-- PROBLEM DETAILS --
The exercise calls for a faithful copy of all the data.

.....

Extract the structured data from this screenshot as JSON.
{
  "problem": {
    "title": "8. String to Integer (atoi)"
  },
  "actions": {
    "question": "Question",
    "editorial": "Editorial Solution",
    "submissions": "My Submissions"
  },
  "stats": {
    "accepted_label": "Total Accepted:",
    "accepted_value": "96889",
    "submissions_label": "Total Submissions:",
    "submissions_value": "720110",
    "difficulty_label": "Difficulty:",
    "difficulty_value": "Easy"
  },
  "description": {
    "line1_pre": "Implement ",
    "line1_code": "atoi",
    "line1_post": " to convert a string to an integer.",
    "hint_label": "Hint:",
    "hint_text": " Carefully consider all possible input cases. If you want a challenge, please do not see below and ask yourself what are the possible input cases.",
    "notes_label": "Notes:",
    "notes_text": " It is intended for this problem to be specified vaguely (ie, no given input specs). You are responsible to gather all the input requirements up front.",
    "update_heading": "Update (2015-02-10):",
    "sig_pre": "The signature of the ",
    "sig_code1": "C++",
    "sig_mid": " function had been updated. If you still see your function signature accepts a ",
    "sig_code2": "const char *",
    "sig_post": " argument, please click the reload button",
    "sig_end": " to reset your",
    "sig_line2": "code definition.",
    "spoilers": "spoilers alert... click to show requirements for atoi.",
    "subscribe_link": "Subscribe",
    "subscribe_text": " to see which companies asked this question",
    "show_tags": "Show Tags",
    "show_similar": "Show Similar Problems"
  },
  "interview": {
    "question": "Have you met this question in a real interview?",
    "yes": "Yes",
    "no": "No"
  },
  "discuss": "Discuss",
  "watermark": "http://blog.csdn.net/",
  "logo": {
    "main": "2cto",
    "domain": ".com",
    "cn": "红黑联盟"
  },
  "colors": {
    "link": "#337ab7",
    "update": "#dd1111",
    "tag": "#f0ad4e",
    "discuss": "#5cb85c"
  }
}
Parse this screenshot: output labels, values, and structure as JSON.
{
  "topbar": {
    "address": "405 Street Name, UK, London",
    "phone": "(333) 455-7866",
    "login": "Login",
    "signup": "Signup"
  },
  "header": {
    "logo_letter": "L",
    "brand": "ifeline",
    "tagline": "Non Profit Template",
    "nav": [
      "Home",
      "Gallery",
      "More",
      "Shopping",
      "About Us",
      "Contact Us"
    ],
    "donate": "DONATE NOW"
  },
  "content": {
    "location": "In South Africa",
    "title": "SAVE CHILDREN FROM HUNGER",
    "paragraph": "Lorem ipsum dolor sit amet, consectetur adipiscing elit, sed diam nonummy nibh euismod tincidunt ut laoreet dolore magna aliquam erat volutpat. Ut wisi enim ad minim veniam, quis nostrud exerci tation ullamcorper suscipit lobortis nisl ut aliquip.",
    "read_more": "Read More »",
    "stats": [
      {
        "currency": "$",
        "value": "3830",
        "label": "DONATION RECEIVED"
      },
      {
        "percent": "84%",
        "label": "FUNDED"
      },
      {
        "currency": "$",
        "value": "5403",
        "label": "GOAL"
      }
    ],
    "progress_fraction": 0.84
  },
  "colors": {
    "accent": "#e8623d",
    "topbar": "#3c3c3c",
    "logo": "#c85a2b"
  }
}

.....

-- RESPONSE AREA --
Extract the structured data from this screenshot as JSON.
{
  "problem": {
    "title": "8. String to Integer (atoi)"
  },
  "actions": {
    "question": "Question",
    "editorial": "Editorial Solution",
    "submissions": "My Submissions"
  },
  "stats": {
    "accepted_label": "Total Accepted:",
    "accepted_value": "96889",
    "submissions_label": "Total Submissions:",
    "submissions_value": "720110",
    "difficulty_label": "Difficulty:",
    "difficulty_value": "Easy"
  },
  "description": {
    "line1_pre": "Implement ",
    "line1_code": "atoi",
    "line1_post": " to convert a string to an integer.",
    "hint_label": "Hint:",
    "hint_text": " Carefully consider all possible input cases. If you want a challenge, please do not see below and ask yourself what are the possible input cases.",
    "notes_label": "Notes:",
    "notes_text": " It is intended for this problem to be specified vaguely (ie, no given input specs). You are responsible to gather all the input requirements up front.",
    "update_heading": "Update (2015-02-10):",
    "sig_pre": "The signature of the ",
    "sig_code1": "C++",
    "sig_mid": " function had been updated. If you still see your function signature accepts a ",
    "sig_code2": "const char *",
    "sig_post": " argument, please click the reload button",
    "sig_end": " to reset your",
    "sig_line2": "code definition.",
    "spoilers": "spoilers alert... click to show requirements for atoi.",
    "subscribe_link": "Subscribe",
    "subscribe_text": " to see which companies asked this question",
    "show_tags": "Show Tags",
    "show_similar": "Show Similar Problems"
  },
  "interview": {
    "question": "Have you met this question in a real interview?",
    "yes": "Yes",
    "no": "No"
  },
  "discuss": "Discuss",
  "watermark": "http://blog.csdn.net/",
  "logo": {
    "main": "2cto",
    "domain": ".com",
    "cn": "红黑联盟"
  },
  "colors": {
    "link": "#337ab7",
    "update": "#dd1111",
    "tag": "#f0ad4e",
    "discuss": "#5cb85c"
  }
}
Parse this screenshot: output labels, values, and structure as JSON.
{
  "topbar": {
    "address": "405 Street Name, UK, London",
    "phone": "(333) 455-7866",
    "login": "Login",
    "signup": "Signup"
  },
  "header": {
    "logo_letter": "L",
    "brand": "ifeline",
    "tagline": "Non Profit Template",
    "nav": [
      "Home",
      "Gallery",
      "More",
      "Shopping",
      "About Us",
      "Contact Us"
    ],
    "donate": "DONATE NOW"
  },
  "content": {
    "location": "In South Africa",
    "title": "SAVE CHILDREN FROM HUNGER",
    "paragraph": "Lorem ipsum dolor sit amet, consectetur adipiscing elit, sed diam nonummy nibh euismod tincidunt ut laoreet dolore magna aliquam erat volutpat. Ut wisi enim ad minim veniam, quis nostrud exerci tation ullamcorper suscipit lobortis nisl ut aliquip.",
    "read_more": "Read More »",
    "stats": [
      {
        "currency": "$",
        "value": "3830",
        "label": "DONATION RECEIVED"
      },
      {
        "percent": "84%",
        "label": "FUNDED"
      },
      {
        "currency": "$",
        "value": "5403",
        "label": "GOAL"
      }
    ],
    "progress_fraction": 0.84
  },
  "colors": {
    "accent": "#e8623d",
    "topbar": "#3c3c3c",
    "logo": "#c85a2b"
  }
}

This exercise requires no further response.